Managing Intellectual Property | May.14.2014
The 2006 eBay decision rejected a “general rule” that a district court should automatically issue a permanent injunction if a patent is valid and infringed. As a result, patent owners, including Patent Assertion Entities (“PAE”), have turned to the International Trade Commission (“ITC”) for exclusion orders, because they have similar injunctive effects.
In General, ITC rules favor patent owners (“Complainants.”) For example, the Complainant can spend months or years developing its case before filing the complaint. In contrast, because of the speed of the ITC investigation, the accused infringer (“Respondent”) has significantly less time to develop its case. Thus, Respondents face challenges from the start. PAEs know that an ITC investigation can give them leverage for a settlement.
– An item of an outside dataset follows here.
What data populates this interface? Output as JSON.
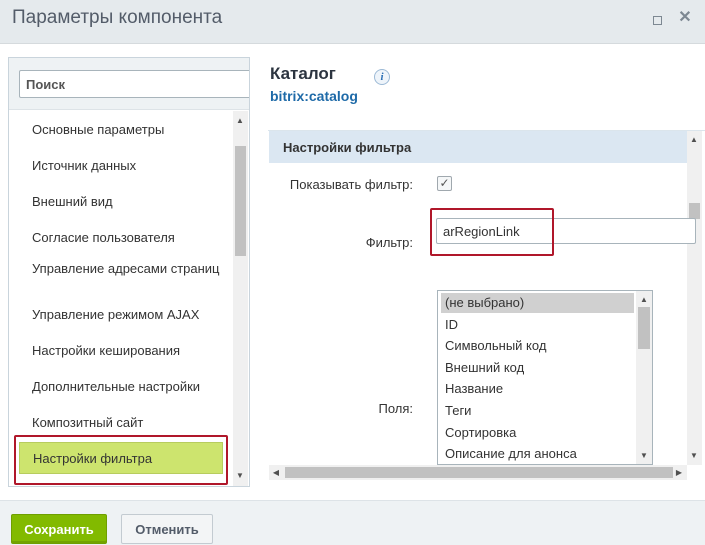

PAEs often share common characteristics: they rely on licenses to establish their domestic industry, they provide broad and often inadequate infringement allegations, they may retain counsel on a contingency basis, they have no competitive product that would benefit from an exclusion order, and they have no desire to proceed through a determination on the merits. Foremost, a PAE’s objective is to obtain settlements greater than the costs of acquiring and asserting patents. Recognizing these characteristics is critical in developing effective strategies against PAEs at the ITC.
The ITC’s newly adopted patent pilot program (“Program”) allows a Respondent to take a proactive role early in an ITC investigation against a PAE. Specifically, the Program provides a mechanism through which a dispositive issue that has the potential to result in early termination of the investigation (e.g., domestic industry or importation) can be addressed early and swiftly. Under the Program, the Commission directs the ALJ to rule on the identified potentially case dispositive issue through an expedited and abbreviated hearing early in the investigation. The ALJ also has the discretion to limit or stay discovery on all other issues. Thus, the Program, if initiated, can change the early narrative in an ITC investigation against a PAE, disrupt the PAE’s financial driven strategy and potentially preserve Respondent’s resources.
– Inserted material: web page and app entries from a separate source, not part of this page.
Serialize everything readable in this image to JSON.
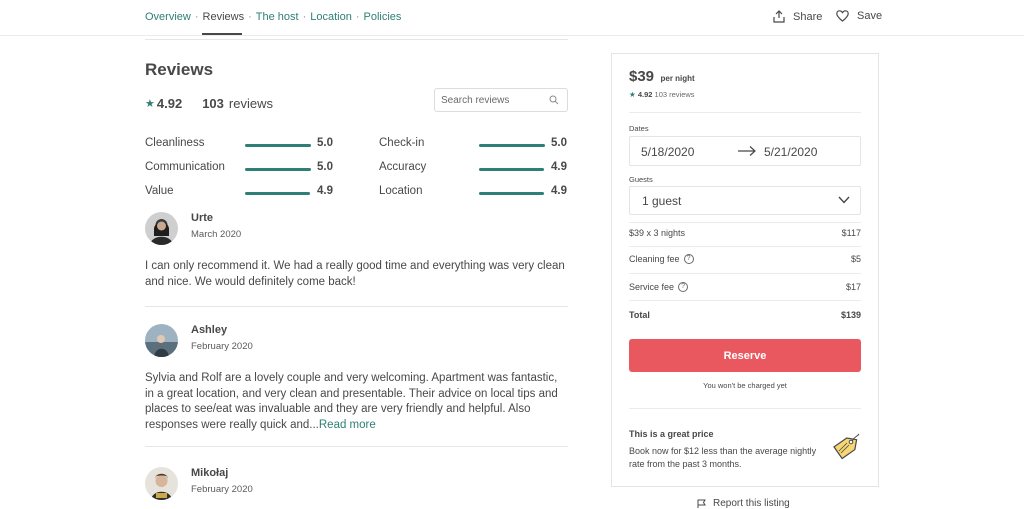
{
  "nav": {
    "links": [
      {
        "label": "Overview"
      },
      {
        "label": "Reviews"
      },
      {
        "label": "The host"
      },
      {
        "label": "Location"
      },
      {
        "label": "Policies"
      }
    ],
    "separator": "·",
    "share_label": "Share",
    "save_label": "Save"
  },
  "reviews": {
    "title": "Reviews",
    "star": "★",
    "score": "4.92",
    "count": "103",
    "count_word": "reviews",
    "search_placeholder": "Search reviews",
    "categories": [
      {
        "label": "Cleanliness",
        "value": "5.0",
        "fill": 1.0
      },
      {
        "label": "Check-in",
        "value": "5.0",
        "fill": 1.0
      },
      {
        "label": "Communication",
        "value": "5.0",
        "fill": 1.0
      },
      {
        "label": "Accuracy",
        "value": "4.9",
        "fill": 0.98
      },
      {
        "label": "Value",
        "value": "4.9",
        "fill": 0.98
      },
      {
        "label": "Location",
        "value": "4.9",
        "fill": 0.98
      }
    ],
    "items": [
      {
        "name": "Urte",
        "date": "March 2020",
        "text": "I can only recommend it. We had a really good time and everything was very clean and nice. We would definitely come back!"
      },
      {
        "name": "Ashley",
        "date": "February 2020",
        "text": "Sylvia and Rolf are a lovely couple and very welcoming. Apartment was fantastic, in a great location, and very clean and presentable. Their advice on local tips and places to see/eat was invaluable and they are very friendly and helpful. Also responses were really quick and...",
        "more": "Read more"
      },
      {
        "name": "Mikołaj",
        "date": "February 2020"
      }
    ]
  },
  "booking": {
    "price": "$39",
    "per_night": "per night",
    "star": "★",
    "score": "4.92",
    "reviews_count": "103 reviews",
    "dates_label": "Dates",
    "check_in": "5/18/2020",
    "check_out": "5/21/2020",
    "guests_label": "Guests",
    "guests_value": "1 guest",
    "lines": [
      {
        "label": "$39 x 3 nights",
        "amount": "$117"
      },
      {
        "label": "Cleaning fee",
        "amount": "$5",
        "help": "?"
      },
      {
        "label": "Service fee",
        "amount": "$17",
        "help": "?"
      }
    ],
    "total_label": "Total",
    "total_amount": "$139",
    "reserve_label": "Reserve",
    "no_charge": "You won't be charged yet",
    "promo_title": "This is a great price",
    "promo_text": "Book now for $12 less than the average nightly rate from the past 3 months."
  },
  "report_label": "Report this listing",
  "colors": {
    "accent": "#2f7f76",
    "reserve": "#e8585e",
    "text": "#484848"
  }
}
Respondents should consider challenging PAEs’ alleged domestic industry. Domestic Industry has two prongs: economic and technical. These can be satisfied through licensing, but reliance on licensing raises additional hurdles. Simply identifying the existence of a license and stating that a licensed product practices the claimed invention is insufficient. In Inv. No. 337-TA-841, the ALJ ruled that the Complainant failed to establish domestic industry, because it: (1) failed to prove its licensees’ products practiced the asserted claims; (2) failed to allocate the licensing portfolio expenses to any of the asserted patents; and (3) failed to prove that its licensing program constituted a substantial investment in any of the asserted patents.
Because a PAE adopts financial driven litigation strategies, it often devotes little resources on domestic industry. Often, a PAE will provide conclusory or incorrect facts to support how a “licensed product” practices the claimed invention. Likewise, a PAE may improperly attribute value to the licensing of the asserted patents.
Challenging the sufficiency of alleged domestic industry via the Program and/or discovery will force the PAE to come forth with concrete evidence. To try to meet its burden, a PAE may need to conduct expensive and time consuming third party discovery against its own licensees, who often oppose such discovery. These potential hurdles and associated expenses may incentivize the PAE to settle early and at a lower value.
To date, the Commission has used the Program only once. In that case, it identified domestic industry as the case-dispositive issue, and found that no domestic industry existed. Currently, there is no official mechanism by which to request participation in the Program. However, a Respondent may seek inclusion in early filings, such as comments on the public interest.
By Andrew Y. Yen and Johanna Jacob
This article was originally published in Managing Intellectual Property in May 2014.